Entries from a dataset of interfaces
━━━━━━━━━━━━━━━━━━━━━━━━━━━━━━

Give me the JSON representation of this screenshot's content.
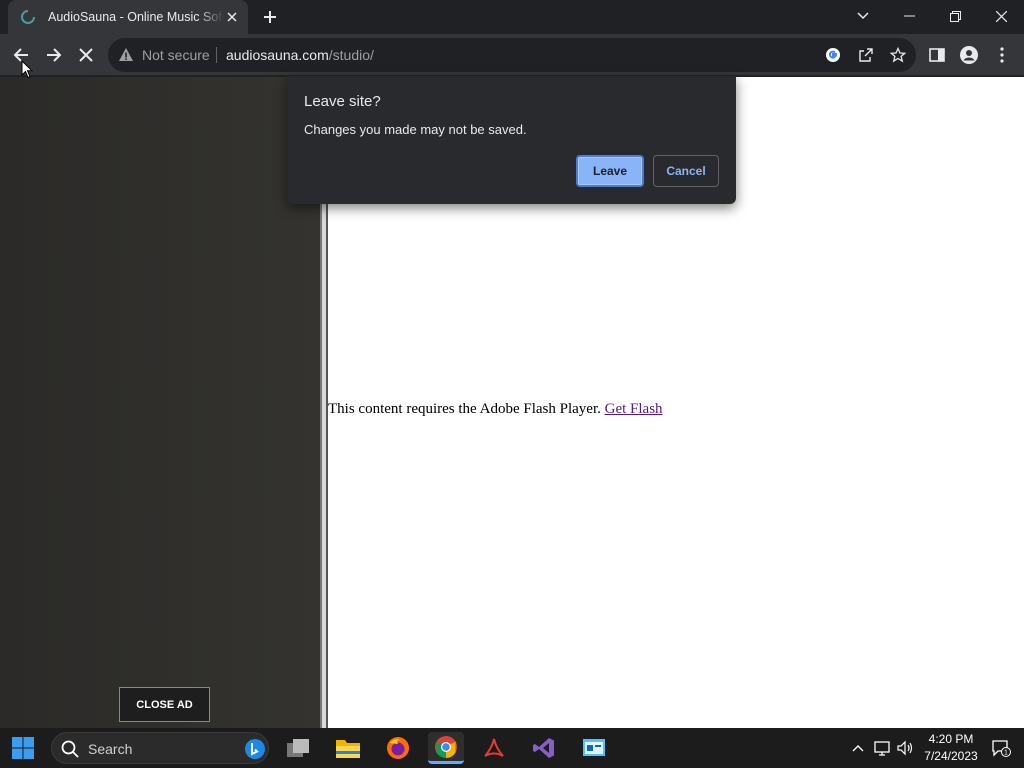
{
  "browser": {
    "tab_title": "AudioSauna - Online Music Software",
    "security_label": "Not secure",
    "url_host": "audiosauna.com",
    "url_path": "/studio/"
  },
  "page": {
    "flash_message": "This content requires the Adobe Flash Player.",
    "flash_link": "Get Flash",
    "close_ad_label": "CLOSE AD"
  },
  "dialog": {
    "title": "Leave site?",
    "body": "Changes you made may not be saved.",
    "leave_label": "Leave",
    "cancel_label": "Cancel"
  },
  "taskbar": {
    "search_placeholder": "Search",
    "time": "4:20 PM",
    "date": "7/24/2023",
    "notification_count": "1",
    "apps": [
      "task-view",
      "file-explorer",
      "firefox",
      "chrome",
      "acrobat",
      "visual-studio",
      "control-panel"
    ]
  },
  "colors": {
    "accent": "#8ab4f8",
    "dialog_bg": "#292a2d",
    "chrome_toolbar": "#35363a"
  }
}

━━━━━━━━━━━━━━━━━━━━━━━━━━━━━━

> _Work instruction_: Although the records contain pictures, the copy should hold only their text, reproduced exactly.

> _Answer below_:
Give me the JSON representation of this screenshot's content.
{
  "browser": {
    "tab_title": "AudioSauna - Online Music Software",
    "security_label": "Not secure",
    "url_host": "audiosauna.com",
    "url_path": "/studio/"
  },
  "page": {
    "flash_message": "This content requires the Adobe Flash Player.",
    "flash_link": "Get Flash",
    "close_ad_label": "CLOSE AD"
  },
  "dialog": {
    "title": "Leave site?",
    "body": "Changes you made may not be saved.",
    "leave_label": "Leave",
    "cancel_label": "Cancel"
  },
  "taskbar": {
    "search_placeholder": "Search",
    "time": "4:20 PM",
    "date": "7/24/2023",
    "notification_count": "1",
    "apps": [
      "task-view",
      "file-explorer",
      "firefox",
      "chrome",
      "acrobat",
      "visual-studio",
      "control-panel"
    ]
  },
  "colors": {
    "accent": "#8ab4f8",
    "dialog_bg": "#292a2d",
    "chrome_toolbar": "#35363a"
  }
}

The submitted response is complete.